The J4 Plus also struggles when it comes to gaming. The low 5fps score in the GFXBench Manhattan 3.0 test indicates that it won’t handle demanding 3D scenes, but I didn’t have too many issues with everyday titles such as Florence, Wordscapes and Stardew Valley.
It’s a slightly better story when it comes to the J4 Plus’ stamina, although this could still be much improved. The J4 Plus lasted for a total of 14hrs 27mins in our continuous video rundown test, which is roughly 11% longer than the Vodafone Smart X9. All the same, it’s outlasted comfortably by Motorola’s budget G-series juggernauts.
Samsung Galaxy J4 Plus review: Camera
As for the phone’s camera capabilities, the J4 Plus employs a solitary 13-megapixel camera unit on the rear, with a respectably wide aperture of f/1.9. This lacks the secondary depth-sensing unit of its bigger brother, the J6 Plus, although I don’t think this is a big loss. A 5-megapixel, f/2.2 selfie camera sits on the front of the phone.
As long as you have plenty of light, the Galaxy J4 Plus is a pretty solid photographer’s companion.
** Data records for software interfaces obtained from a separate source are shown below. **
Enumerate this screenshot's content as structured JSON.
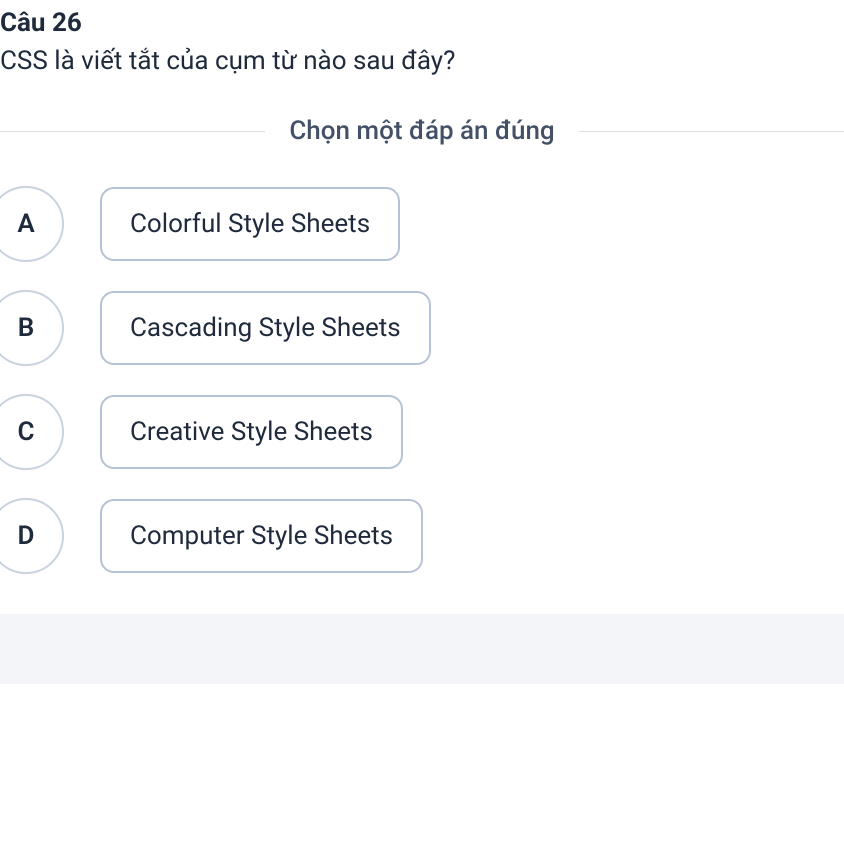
{
  "question": {
    "number_label": "Câu 26",
    "text": "CSS là viết tắt của cụm từ nào sau đây?"
  },
  "instruction": "Chọn một đáp án đúng",
  "options": [
    {
      "letter": "A",
      "text": "Colorful Style Sheets"
    },
    {
      "letter": "B",
      "text": "Cascading Style Sheets"
    },
    {
      "letter": "C",
      "text": "Creative Style Sheets"
    },
    {
      "letter": "D",
      "text": "Computer Style Sheets"
    }
  ]
}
Of course, the results don’t look quite as swish as the images captured by fancy flagships such as the Galaxy S10 or Huawei P30 Pro, but the end result is an image that looks rather good given the price.
Pictures come out with plenty of detail, colour reproduction looks nice and accurate and the phone’s HDR algorithms do a tremendous job of lifting up shadows and softening overly-bright areas of the scene. Everything is captured well enough, but you begin to spot a handful of issues as the light dims. Mostly, images get too noisy for most tastes, although not distractingly so.
Lastly, the Galaxy J4 Plus is limited to Full HD video capture at a maximum frame rate of 30fps. That’s a shame when Motorola’s suite of budget handsets are capable of recording 1080p footage at up to 60fps and 4K at 30fps.
Samsung Galaxy J4 Plus review: Verdict
The Samsung J4 Plus’ limited specifications are easier to stomach in a cheap budget phone and you could argue that the £40 savings on the J6 Plus have been made in the right places. Losing the depth-sensing camera is a pity for photography buffs but they’d be better served by opting for the Moto G7 instead.
Still, that’s not to say the Galaxy J4 Plus is worthy of a recommendation. I think Samsung has fallen behind a bit when it comes to its budget offerings in the last year or so, and its focus on the high end of the market doesn’t seem to be paying off across the whole range. The Galaxy J4 Plus is a fine option for anyone wanting a whole lot of screen on a tiny budget, but you’re not getting much more than that.